The B.C. government has been critical in the past about the heavy tax burden some municipalities place on industrial property, especially in the struggling forest industry. The issue was studied before last year’s Union of B.C. Municipalities convention, where the B.C. government rejected a request to chip in $25 million in bridge financing for municipalities to reduce industrial tax rates.

Former finance minister Colin Hansen told the convention that high industrial taxes are a problem municipalities need to fix themselves.

Chong’s office has sent out a survey to municipalities and regional districts across B.C. The survey asks municipalities if an auditor should have authority over other local bodies as well.

The B.C. government took similar steps to oversee school districts, imposing common payroll and personnel systems on boards of education and appointing “superintendents of achievement” to monitor district efforts to raise student performance.

Just Posted

The end of an Echo
The end of an Echo

Invermere Valley Echo shuts down operations in Columbia Valley

Creating a new narrative for Canal Flats

Economic development consultant hired, lists vision for next 90 days

Princeton wildfire phots courtesy of Debbie Lyon.
UPDATE: Crews battle as wildfires rage in B.C. Interior

Crews brace for another day on B.C. firelines as no let up is likely

VIDEO: B.C. wildfires by the numbers
VIDEO: B.C. wildfires by the numbers

Wildfires continue to engulf regions of B.C.’s forests and communities.

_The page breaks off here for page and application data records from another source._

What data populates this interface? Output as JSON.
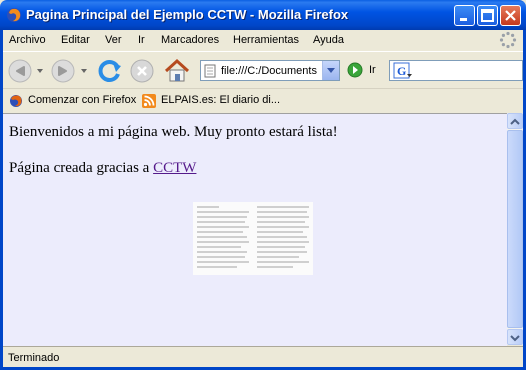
{
  "window": {
    "title": "Pagina Principal del Ejemplo CCTW - Mozilla Firefox"
  },
  "menubar": {
    "items": [
      {
        "label": "Archivo"
      },
      {
        "label": "Editar"
      },
      {
        "label": "Ver"
      },
      {
        "label": "Ir"
      },
      {
        "label": "Marcadores"
      },
      {
        "label": "Herramientas"
      },
      {
        "label": "Ayuda"
      }
    ]
  },
  "navbar": {
    "url": "file:///C:/Documents",
    "go_label": "Ir",
    "search_value": ""
  },
  "bookmarks": {
    "items": [
      {
        "label": "Comenzar con Firefox",
        "icon": "firefox-icon"
      },
      {
        "label": "ELPAIS.es: El diario di...",
        "icon": "rss-icon"
      }
    ]
  },
  "content": {
    "welcome": "Bienvenidos a mi página web. Muy pronto estará lista!",
    "created_prefix": "Página creada gracias a ",
    "link_text": "CCTW"
  },
  "status": {
    "text": "Terminado"
  },
  "colors": {
    "titlebar": "#0054e3",
    "content_bg": "#ececfc",
    "link": "#551a8b"
  }
}
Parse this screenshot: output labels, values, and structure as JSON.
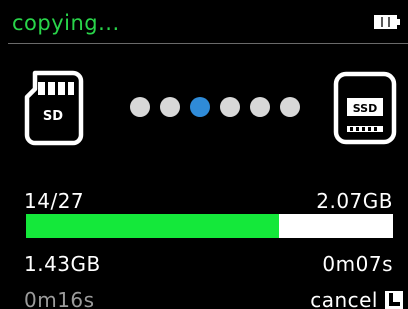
{
  "status": {
    "title": "copying...",
    "battery_level": 1
  },
  "transfer": {
    "source_icon": "sd-card-icon",
    "source_label": "SD",
    "destination_icon": "ssd-drive-icon",
    "destination_label": "SSD",
    "animation_dots_total": 6,
    "active_dot_index": 2,
    "file_count": "14/27",
    "total_size": "2.07GB",
    "copied_size": "1.43GB",
    "elapsed_time": "0m07s",
    "remaining_time": "0m16s",
    "progress_fraction": 0.69
  },
  "controls": {
    "cancel_label": "cancel",
    "cancel_key_icon": "l-key-icon"
  },
  "colors": {
    "status_green": "#29d54a",
    "progress_green": "#14e83a",
    "active_dot_blue": "#2f8bd8",
    "dim_text_gray": "#9b9b9b"
  }
}
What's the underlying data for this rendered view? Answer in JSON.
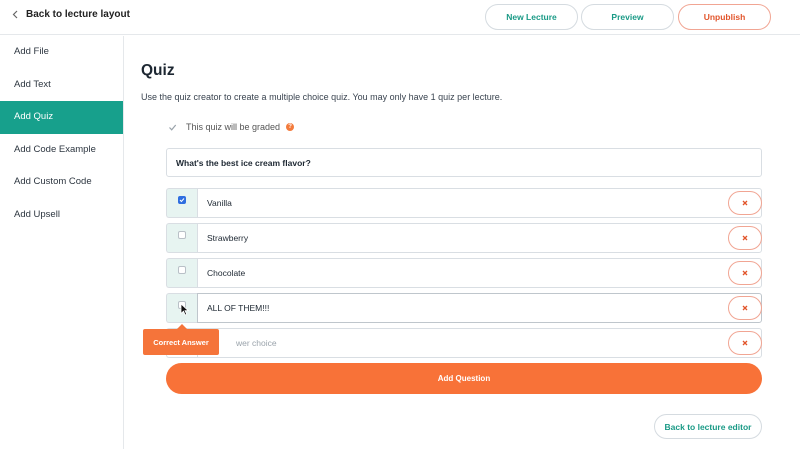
{
  "topbar": {
    "back_label": "Back to lecture layout",
    "new_lecture": "New Lecture",
    "preview": "Preview",
    "unpublish": "Unpublish"
  },
  "sidebar": {
    "items": [
      {
        "label": "Add File",
        "active": false
      },
      {
        "label": "Add Text",
        "active": false
      },
      {
        "label": "Add Quiz",
        "active": true
      },
      {
        "label": "Add Code Example",
        "active": false
      },
      {
        "label": "Add Custom Code",
        "active": false
      },
      {
        "label": "Add Upsell",
        "active": false
      }
    ]
  },
  "quiz": {
    "title": "Quiz",
    "description": "Use the quiz creator to create a multiple choice quiz. You may only have 1 quiz per lecture.",
    "graded_label": "This quiz will be graded",
    "graded_checked": true,
    "question": "What's the best ice cream flavor?",
    "answers": [
      {
        "text": "Vanilla",
        "correct": true
      },
      {
        "text": "Strawberry",
        "correct": false
      },
      {
        "text": "Chocolate",
        "correct": false
      },
      {
        "text": "ALL OF THEM!!!",
        "correct": false
      }
    ],
    "new_answer_placeholder": "Answer choice",
    "new_answer_visible_fragment": "wer choice",
    "tooltip": "Correct Answer",
    "add_question": "Add Question",
    "back_to_editor": "Back to lecture editor"
  },
  "colors": {
    "accent": "#17a08c",
    "orange": "#f87238",
    "check_blue": "#2f6ee0"
  }
}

Aerial view south of Williams Lake Friday afternoon shows dry lightning storm passing over, leaving fire starts behind. Lightning sparked more than 100 new fires Friday. (Black Press)
VIDEO: More than 180 wildfires burning across B.C.

Firefighters from other provinces called in to assist

DTSS Grad March 2017
DTSS Grad March 2017

DTSS Grad March 2017

59 cats seized in Chase
59 cats seized in Chase

59 neglected and injured cats were seized from a property in Chase

(Flickr/Andreas Eldh)
Soundgarden singer Chris Cornell dead at age 52

The singer/songwriter passed away early Thursday morning in Detroit

Paying tribute to a primeval passage
Paying tribute to a primeval passage

Uninterrupted celebrates the Adams River sockeye run in an extraordinary way.

UPDATE: Pemberton Music Festival cancelled, no automatic refunds
UPDATE: Pemberton Music Festival cancelled, no automatic refunds

In the past, the music festival located in Pemberton drew large crowds last year of 180,000 fans

Photo by: WeissPaarz.com
Medical wait times cost B.C. patients $2,300 each

New Fraser Institute report places B.C. at second worst in costs associated with long wait times

UPDATE: 22 killed at Ariana Grande concert
UPDATE: 22 killed at Ariana Grande concert

Witnesses reported hearing two loud bangs coming from near the arena’s bars at about 10:35 p.m.

A university study finds that about nine per cent of Canada’s Grade 11 and 12 students – roughly 66,000 teens – have driven within an hour of drinking and 9.4 per cent drove after using marijuana.                                 Photo: Now-
Leader file
One in three Canadian high school students have rode with drinking drivers, study reveals

Nearly one in five rode with a driver who’d been smoking pot

Top court to hear federal government’s appeal on residential school records
Top court to hear federal government’s appeal on residential school records

A lower court judge ruled to destroy the stories after 15 years unless consent is given to preserve

Most Read